Bell explains: "The whole history of X-15, NASP, DC-X, and X-33 shows that this is impossible. A launch at Mach 3 and 100,000 just won't reduce the ~90% fuel fraction needed for a ground launched SSTO enough to allow this. Every real air-launch proposal has used multi-stage expendables carried by heavy-lift jumbo jets - and they still only can handle small lightsats."
Regarding the boron fuel plan, Bell asks: "Why would the Blackstar orbiter adopt this horribly expensive, dangerous, and awkward toothpaste fuel when liquid or slush hydrogen has even higher energy? If smaller volume is needed, the H2 can be carried in drop tanks like those on some early Space Shuttle designs."
There's more. How, Bell asks, does Blackstar actually operate?: "The alleged function of Blackstar and the alleged sightings don't make any sense.
"The manned orbiter's primary military advantage would be surprise overflight. There would be no forewarning of its presence, prior to the first orbit, allowing ground targets to be imaged before they could be hidden.
"Soviet missile-warning satellites would pick up the IR plume from the second stage, and since it would not be at a known space launch site they would interpret it as a covert nuclear missile launch. At a minimum you would get a major diplomatic crisis, at worst an accidental nuclear war!"
With regard to the Salt Lake City sighting, Bell reasons: "A basic rule of black airplanes such as F-117 and B-2 is that they are never flown outside closed airspace in the daytime. This was a major reason these programs were eventually revealed. But Blackstar has never been declassified and would never have flown over a major city in broad daylight."
Finally, Bell asks for concrete evidence of AOV's touching down: "So where are the photos of these spaceplane landings? The plane-spotter community sits outside air base perimeters with telephoto lenses, looking to complete their lists of tail numbers. But there are no convincing photos of these secret airplanes. There are no photos of the spectacular phenomena that would accompany a spaceplane re-entry. People photograph plane crashes and meteors, but never the re-entry of these covert spacecraft."
In summary, then, AWST claims it has accumulated years of evidence pointing to the existence of Blackstar. Critics dismiss it as nonsense. Readers are invited to draw their own conclusion, but the black helicopters are airborne, make no mistake. ®

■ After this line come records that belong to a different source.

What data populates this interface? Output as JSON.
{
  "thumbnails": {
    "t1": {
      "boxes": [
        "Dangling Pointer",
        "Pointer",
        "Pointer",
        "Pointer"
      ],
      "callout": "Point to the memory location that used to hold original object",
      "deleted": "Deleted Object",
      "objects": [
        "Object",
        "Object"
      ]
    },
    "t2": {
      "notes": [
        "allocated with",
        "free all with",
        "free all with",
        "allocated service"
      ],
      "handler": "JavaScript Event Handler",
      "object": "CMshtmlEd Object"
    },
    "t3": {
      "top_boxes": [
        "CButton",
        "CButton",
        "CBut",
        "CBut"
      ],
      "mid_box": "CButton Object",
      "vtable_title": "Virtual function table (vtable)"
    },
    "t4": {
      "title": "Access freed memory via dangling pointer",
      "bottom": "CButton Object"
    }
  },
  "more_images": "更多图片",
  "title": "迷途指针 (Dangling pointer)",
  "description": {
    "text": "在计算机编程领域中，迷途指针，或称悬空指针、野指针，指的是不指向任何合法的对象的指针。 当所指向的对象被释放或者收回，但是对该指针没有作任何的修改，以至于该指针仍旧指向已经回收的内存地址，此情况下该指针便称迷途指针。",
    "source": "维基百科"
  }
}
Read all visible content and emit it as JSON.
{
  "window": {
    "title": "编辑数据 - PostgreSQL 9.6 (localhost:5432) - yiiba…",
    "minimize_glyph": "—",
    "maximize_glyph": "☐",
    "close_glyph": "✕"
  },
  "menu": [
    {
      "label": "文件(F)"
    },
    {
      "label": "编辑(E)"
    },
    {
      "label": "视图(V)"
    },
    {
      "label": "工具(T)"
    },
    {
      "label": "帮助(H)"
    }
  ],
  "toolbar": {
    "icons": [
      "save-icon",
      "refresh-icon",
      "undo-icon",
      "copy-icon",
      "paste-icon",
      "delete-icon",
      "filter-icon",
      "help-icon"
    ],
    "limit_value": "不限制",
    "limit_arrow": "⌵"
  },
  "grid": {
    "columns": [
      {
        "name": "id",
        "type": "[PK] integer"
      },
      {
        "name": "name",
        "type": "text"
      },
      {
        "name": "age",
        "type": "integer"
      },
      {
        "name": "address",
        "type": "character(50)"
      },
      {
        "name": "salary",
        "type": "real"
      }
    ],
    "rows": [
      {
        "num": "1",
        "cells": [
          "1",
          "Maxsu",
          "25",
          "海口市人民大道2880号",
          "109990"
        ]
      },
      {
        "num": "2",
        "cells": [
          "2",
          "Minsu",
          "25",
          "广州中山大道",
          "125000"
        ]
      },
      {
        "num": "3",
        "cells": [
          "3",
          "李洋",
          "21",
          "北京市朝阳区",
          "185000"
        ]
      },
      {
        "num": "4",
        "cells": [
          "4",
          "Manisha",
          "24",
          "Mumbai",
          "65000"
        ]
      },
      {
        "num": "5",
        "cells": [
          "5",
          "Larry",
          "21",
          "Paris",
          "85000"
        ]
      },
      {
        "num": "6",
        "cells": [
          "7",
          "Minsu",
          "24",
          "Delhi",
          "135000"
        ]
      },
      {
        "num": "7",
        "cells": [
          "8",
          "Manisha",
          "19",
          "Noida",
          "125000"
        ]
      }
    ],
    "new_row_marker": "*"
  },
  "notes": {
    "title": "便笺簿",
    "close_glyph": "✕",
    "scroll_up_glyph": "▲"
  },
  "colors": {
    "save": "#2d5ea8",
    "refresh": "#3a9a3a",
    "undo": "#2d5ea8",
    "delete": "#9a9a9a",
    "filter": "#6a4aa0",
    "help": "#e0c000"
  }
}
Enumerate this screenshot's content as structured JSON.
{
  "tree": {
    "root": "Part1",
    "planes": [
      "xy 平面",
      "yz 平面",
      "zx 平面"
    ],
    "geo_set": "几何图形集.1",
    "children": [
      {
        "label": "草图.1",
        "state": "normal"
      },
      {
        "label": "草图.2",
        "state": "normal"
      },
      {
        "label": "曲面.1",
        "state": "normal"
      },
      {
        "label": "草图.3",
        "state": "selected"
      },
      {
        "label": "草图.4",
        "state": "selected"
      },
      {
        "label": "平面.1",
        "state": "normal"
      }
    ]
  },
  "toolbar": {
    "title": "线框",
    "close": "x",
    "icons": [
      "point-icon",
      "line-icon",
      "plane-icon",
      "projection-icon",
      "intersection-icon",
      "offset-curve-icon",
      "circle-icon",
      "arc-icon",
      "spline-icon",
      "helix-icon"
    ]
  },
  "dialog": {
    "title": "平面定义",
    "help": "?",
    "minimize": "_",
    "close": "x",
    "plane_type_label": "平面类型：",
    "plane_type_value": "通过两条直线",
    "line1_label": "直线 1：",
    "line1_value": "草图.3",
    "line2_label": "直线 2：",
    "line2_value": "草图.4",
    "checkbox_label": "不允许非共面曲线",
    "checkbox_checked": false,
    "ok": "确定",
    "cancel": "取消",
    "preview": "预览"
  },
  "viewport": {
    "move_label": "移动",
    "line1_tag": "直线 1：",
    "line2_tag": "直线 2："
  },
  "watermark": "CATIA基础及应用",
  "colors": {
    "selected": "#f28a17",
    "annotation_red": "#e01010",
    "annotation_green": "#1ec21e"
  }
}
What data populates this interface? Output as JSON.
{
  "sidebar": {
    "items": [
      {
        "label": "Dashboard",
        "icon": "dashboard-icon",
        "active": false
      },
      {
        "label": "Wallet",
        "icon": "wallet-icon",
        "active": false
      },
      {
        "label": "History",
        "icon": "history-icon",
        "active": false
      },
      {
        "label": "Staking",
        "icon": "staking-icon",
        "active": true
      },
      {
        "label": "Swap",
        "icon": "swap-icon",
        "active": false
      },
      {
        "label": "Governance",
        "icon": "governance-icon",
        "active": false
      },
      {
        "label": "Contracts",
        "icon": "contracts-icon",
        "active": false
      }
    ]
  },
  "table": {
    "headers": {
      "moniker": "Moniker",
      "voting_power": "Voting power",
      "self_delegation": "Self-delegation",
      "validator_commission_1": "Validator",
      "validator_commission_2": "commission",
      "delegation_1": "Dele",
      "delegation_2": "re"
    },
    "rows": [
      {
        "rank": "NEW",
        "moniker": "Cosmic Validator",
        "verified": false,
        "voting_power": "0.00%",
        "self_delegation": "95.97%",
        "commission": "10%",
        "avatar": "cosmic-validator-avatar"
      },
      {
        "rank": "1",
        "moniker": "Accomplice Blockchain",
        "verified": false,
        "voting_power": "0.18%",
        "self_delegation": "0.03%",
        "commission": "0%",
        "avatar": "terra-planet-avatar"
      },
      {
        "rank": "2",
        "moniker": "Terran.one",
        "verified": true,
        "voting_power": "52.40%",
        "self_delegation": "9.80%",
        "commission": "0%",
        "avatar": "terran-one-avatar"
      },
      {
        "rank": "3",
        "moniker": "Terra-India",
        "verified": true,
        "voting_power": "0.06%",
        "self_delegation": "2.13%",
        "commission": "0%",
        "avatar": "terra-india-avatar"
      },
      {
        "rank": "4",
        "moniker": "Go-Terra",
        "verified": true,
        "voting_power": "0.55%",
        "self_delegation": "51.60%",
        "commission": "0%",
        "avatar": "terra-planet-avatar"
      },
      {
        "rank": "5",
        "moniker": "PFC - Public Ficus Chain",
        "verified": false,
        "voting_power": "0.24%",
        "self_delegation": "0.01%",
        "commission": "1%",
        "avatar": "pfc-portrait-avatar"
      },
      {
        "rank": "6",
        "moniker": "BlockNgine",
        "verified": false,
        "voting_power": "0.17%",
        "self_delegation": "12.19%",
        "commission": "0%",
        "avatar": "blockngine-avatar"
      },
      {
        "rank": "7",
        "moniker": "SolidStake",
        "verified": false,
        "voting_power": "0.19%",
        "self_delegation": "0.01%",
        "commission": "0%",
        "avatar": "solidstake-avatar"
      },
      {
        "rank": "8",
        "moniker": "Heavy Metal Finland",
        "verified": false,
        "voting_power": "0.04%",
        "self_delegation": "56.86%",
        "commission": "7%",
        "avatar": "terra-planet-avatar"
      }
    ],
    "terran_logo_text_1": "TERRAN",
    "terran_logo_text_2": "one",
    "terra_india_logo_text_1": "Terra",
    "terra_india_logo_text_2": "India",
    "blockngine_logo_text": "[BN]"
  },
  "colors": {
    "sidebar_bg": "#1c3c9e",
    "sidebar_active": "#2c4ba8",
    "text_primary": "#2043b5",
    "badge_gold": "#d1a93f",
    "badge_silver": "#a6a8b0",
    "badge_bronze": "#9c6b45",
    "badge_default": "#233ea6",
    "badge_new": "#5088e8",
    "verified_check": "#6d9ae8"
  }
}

*Black helicopters still hover over the sad story of Gary Powers. Some say he was brought down by a SAM, others anti-aircraft fire and there are, naturally, those who say he landed voluntarily.
Thanks to regular planespotter Michael Plunkett for the Blackstar tip-off.